In terms of trailing twelve-month margins, Philip Morris is close to the top in operating, but maintains a significant lead in terms of profit margins. In fact, the profit margin lead (333 basis points) has increased since my November update (327 basis points). It is a small increase, but an increase is an increase.
But the other thing that makes Philip Morris such a great investment is the fact that the company is buying back so much more stock than the others currently. Right now, Philip Morris is buying back $1.5 billion of stock per quarter, and the company has bought back nearly $10 billion in the past two years. Philip Morris recently announced a new buyback program (see "very pleasing" link above).
Altria bought back just under $300 million in Q1, and might buy back even less in future quarters. Lorillard bought back less than $200 million in the quarter, which completed its buyback program, and no announcements have been made for future purchases. Reynolds American purchased $300 million worth of shares in Q1. British American bought back about $240 million worth of shares in Q1 (official numbers was 150 million, currency in pounds).
That means that the four companies combined purchased slightly more than $1 billion in shares during Q1. Philip Morris by itself bought back $1.5 billion, and plans to buy back that much each quarter in 2012. This is one of those reasons why investors are willing to pay a slight premium for shares, as I noted above.
Now I already showed you the potential growth prospects for these firms, according to street analysts.
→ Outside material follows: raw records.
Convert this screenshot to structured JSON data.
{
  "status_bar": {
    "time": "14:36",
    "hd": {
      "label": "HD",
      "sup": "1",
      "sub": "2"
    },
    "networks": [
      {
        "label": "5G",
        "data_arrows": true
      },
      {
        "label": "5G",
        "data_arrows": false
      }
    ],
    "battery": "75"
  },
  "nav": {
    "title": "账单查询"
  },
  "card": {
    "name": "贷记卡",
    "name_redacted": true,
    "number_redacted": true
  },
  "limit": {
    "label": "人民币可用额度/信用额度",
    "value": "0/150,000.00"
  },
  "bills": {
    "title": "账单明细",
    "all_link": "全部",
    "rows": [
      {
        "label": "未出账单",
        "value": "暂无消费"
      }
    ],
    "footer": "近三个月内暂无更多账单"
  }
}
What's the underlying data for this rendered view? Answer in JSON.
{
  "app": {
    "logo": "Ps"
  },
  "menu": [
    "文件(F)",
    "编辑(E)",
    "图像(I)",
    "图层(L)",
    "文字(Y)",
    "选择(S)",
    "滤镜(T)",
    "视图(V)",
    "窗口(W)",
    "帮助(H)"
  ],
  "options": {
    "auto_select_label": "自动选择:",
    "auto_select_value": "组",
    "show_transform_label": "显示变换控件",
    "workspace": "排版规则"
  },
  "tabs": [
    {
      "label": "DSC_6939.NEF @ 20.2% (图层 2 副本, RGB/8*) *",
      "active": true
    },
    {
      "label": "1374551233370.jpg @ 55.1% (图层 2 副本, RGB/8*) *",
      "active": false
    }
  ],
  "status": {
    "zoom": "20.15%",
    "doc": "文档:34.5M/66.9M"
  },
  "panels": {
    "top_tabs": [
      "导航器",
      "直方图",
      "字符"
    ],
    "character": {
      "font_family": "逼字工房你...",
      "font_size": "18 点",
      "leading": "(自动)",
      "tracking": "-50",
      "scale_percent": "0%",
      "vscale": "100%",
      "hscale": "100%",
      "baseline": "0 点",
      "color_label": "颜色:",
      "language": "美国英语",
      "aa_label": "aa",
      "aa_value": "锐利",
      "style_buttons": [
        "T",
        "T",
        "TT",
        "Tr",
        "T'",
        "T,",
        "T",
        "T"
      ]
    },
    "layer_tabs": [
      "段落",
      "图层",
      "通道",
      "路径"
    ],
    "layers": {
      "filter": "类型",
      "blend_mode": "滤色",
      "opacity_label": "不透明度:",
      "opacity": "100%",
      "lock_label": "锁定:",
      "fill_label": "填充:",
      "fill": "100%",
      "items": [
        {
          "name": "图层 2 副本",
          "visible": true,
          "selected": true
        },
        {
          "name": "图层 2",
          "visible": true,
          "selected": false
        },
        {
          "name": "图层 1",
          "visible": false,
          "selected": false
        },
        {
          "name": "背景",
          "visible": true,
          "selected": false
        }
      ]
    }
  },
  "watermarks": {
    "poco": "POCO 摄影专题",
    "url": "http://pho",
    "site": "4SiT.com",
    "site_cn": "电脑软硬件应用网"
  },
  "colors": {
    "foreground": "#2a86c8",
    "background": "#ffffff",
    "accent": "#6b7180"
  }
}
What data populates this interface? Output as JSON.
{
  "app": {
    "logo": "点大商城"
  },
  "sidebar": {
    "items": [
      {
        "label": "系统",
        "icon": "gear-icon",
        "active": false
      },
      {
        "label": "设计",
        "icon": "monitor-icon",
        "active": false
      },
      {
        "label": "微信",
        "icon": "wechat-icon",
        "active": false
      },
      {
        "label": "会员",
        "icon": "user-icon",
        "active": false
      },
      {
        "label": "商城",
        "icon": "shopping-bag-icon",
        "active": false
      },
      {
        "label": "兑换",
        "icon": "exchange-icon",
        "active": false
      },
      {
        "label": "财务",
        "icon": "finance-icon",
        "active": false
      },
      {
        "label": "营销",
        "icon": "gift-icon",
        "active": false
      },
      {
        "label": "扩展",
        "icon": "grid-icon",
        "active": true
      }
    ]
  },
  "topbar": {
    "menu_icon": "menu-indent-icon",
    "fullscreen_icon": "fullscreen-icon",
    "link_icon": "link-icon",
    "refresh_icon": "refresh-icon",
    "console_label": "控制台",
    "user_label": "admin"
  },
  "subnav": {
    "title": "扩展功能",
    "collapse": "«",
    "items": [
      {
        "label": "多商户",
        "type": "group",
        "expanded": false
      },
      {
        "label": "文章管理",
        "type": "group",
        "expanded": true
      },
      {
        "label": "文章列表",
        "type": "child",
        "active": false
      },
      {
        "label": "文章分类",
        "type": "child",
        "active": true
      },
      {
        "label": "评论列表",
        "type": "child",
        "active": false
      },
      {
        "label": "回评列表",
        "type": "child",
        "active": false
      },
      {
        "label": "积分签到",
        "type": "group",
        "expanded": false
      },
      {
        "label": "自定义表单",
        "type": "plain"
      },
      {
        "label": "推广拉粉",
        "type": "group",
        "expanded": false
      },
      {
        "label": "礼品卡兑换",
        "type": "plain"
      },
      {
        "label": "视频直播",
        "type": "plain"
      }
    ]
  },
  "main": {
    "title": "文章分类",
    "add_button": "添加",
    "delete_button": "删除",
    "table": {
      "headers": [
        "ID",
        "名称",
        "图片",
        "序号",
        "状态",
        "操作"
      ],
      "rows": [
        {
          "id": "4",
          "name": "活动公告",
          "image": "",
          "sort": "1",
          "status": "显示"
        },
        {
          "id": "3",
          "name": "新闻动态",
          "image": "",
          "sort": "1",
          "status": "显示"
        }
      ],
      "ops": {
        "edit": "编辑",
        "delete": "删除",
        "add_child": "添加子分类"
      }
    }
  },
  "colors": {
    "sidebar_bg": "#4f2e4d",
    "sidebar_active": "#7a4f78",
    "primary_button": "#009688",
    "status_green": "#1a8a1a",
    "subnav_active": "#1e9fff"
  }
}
The final numbers I'll present today are the analyst opinions of each. This will include a rating (from 1 to 5, with 1 being a strong buy and 5 being a sell), as well as the average analyst price target, and the potential upside to that target from the stock's current price.
The lowest rating number is the strongest buy, so Philip Morris is the favorite among analysts currently. A difference of 0.2 isn't that much, but it still means Philip Morris is the top pick. In terms of upside, Philip Morris is in the middle of the pack. Analysts still believe it can go higher, but not by a tremendous amount. Although most of these names have seen huge rallies in the past 6-12 months, most investors buy for value and not for growth. The near $91 price target makes sense for Philip Morris, as we tend to see analysts downgrade the name on valuation when it gets near $90.
So is Philip Morris still best of breed? Well, let's recap. The company has the highest margins in the industry and is buying back the most stock right now. Analysts like it the most, but don't see a ton of upside. Revenue and earnings growth is above average, but isn't the best of the five in this group. The valuation is more expensive than all of the others. The dividend, although expected to be increased in the next few months, is at the bottom in terms of yield.
So overall, Philip Morris remains a strong investment, and I still consider it above average for this industry. However, the recent earnings guidance take-down concerns me slightly, and the name doesn't lead in as many categories as it did in November. Thus, I'm not going to say it is the best of breed right now, but I still think it is in the general discussion for a top pick in the industry.
I will reconsider my stance once we see the next round of earnings and the potential dividend increase. For now, I am still recommending a good entry point between 16 and 16.5 times this year's earnings (we are now at 16.85 times). That gives you an entry price range of $82.88 to $85.47, with an approximate midpoint of $84.18. Generally speaking, $84 has been a good level of support for the name in recent months.
Disclosure: I have no positions in any stocks mentioned, and no plans to initiate any positions within the next 72 hours.